When deciding how much to save for emergencies, a rule of thumb often recommended by financial experts is to save three to six months’ worth of living expenses —or more, depending on your needs and goals.
However, according to recent survey data, 53% of Americans don’t have an emergency fund at all. Reaching six months of living expenses in your savings is even more difficult with inflation and higher interest rates on debt.
As a financial coach, suggesting a six-month emergency fund to my students increased their feelings of hopelessness when they were already strapped for cash. Plus, a surprising number of students who had saved up more than six months living expenses were afraid to use the excess money to increase their wealth.
If you’ve already reached savings of six months of living expenses, or plan to, consider the following money tips first.
Consider If 3 Months’ Worth Of Savings Is Good Enough
The U.S. Bureau of Labor Statistics reported the average American household spends about $66,928 a year or $5,577.33 per month in 2021.
If you follow the rule of thumb of three to six months’ worth of living expenses, the range would be $16,732 to $33,464, a very large difference for many people. It’s impossible to predict all of the possible scenarios that could require using your emergency fund. And it would certainly be helpful to have more cash on hand should something catastrophic like a major home repair or a medical emergency occur.
But it’s important to ask yourself: What else could I do to create more financial stability with the thousands of dollars sitting idly?
It’s also important to consider if having too much cash saved creates complacency in your current financial or career position, versus taking a more proactive approach to grow your income.
Pay Off High-Interest Debt Instead Of Hoarding Cash
In 2021, 48% of all credit card users carried a balance at least once, based on Federal Reserve data. With the average credit card interest rate at 24.61%, keeping a high balance of cash in an emergency fund may feel more secure. But realistically those funds are deteriorating at a fast rate if you face credit card interest payments over time.
When I coached individuals, many held onto cash savings because they were following advice they received from parents and traditional financial services to save money.
They were not considering their own personal circumstances or the context in which their savings affected their debts, investments and ability to purchase property.
To help shift their habits, I teach people with credit card balances to understand and track their total net worth using tools like Mint. These tools holistically show you how high interest debt is eroding your overall wealth.
We also use a credit card interest calculator to see exactly how much of their hard-earned dollars are being allocated toward interest versus principal payments.
Integrating these two habits into your money routines will encourage you to hoard less cash and pay down your debt.
Invest In A Top-Notch Resume and Competitive Interview Skills
One of the main reasons to have an emergency fund is security if you lose your income.
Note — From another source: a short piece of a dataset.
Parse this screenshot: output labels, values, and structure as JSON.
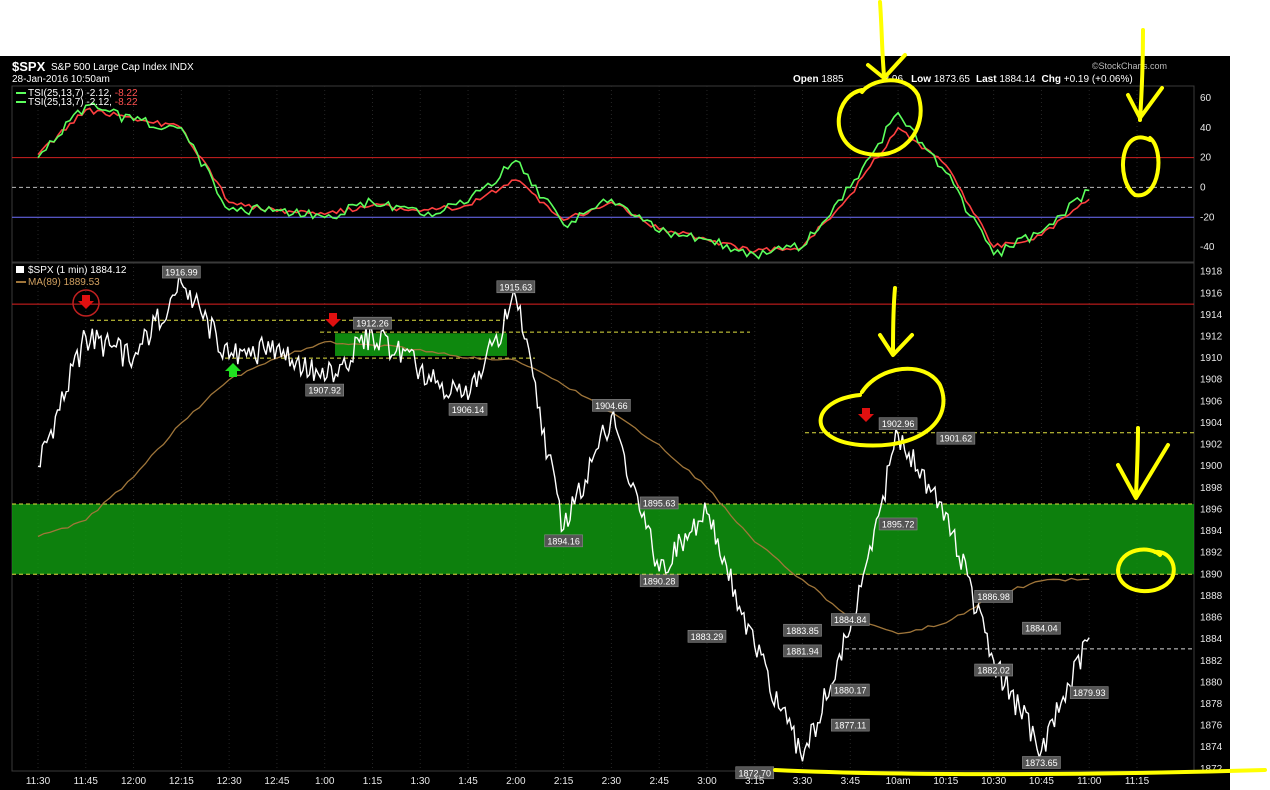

As a former human resources professional, I witnessed laid off employees without a basic resume to start their job search sooner.
According to career services company Zippia, the typical corporate job opening receives 250 resumes, with four to six candidates called for an interview.
And those who had resumes, most of them were outdated and overcomplicated. People struggle to document their relevant experience and transferrable skills, even at executive levels. And as a recruiter, I found many applicants were not well prepared for competitive interviews — often rambling or unclear in their responses.
Even if you think your job is stable, one of the best tactics you can employ against an unexpected loss of income is to hire a professional resume writer and potentially a career coach.
These experts, when properly trained and vetted, can objectively improve your resume and strengthen your interviewing skills before you absolutely need to look for a new job.
While spending hundreds of dollars may feel like a lot to invest in a resume, the risk of losing your income without a competitive resume can cost thousands in your emergency savings.
Don’t Delay Investing Into A Roth IRA
One of the common misconceptions Americans have about retirement accounts is once you contribute money, you can’t withdraw it without extra taxes or a penalty. For 2023, you can contribute up to $6,500 and an extra $1,000 if you’re at least 50 years old.
With a Roth IRA, you’ve already paid income tax on the funds you contribute. After you contribute money to it, you can withdraw original contributions at any time without paying any penalty or tax.
While in most cases you must wait until 59 1/2 years of age to withdraw any earnings without additional taxes or penalty, there are several circumstances where the IRS allows you to withdraw early and avoid the extra costs. These reasons can include disability, certain medical expenses, health insurance costs while unemployed and having a child.
Rather than keep the full six months of living expenses in a savings account that doesn’t earn much interest, you may opt to stash a portion of it into your Roth IRA where it can grow tax-free.
Now that I exceed the income limits to be eligible for a Roth IRA, I regret not having contributed more when I could.
As with all financial education, it’s important to do your own research and decide what best applies to your personal situation.
But before you let six months’ worth of cash sit on the sidelines, consider if you can deploy some of that money to secure your long-term financial health.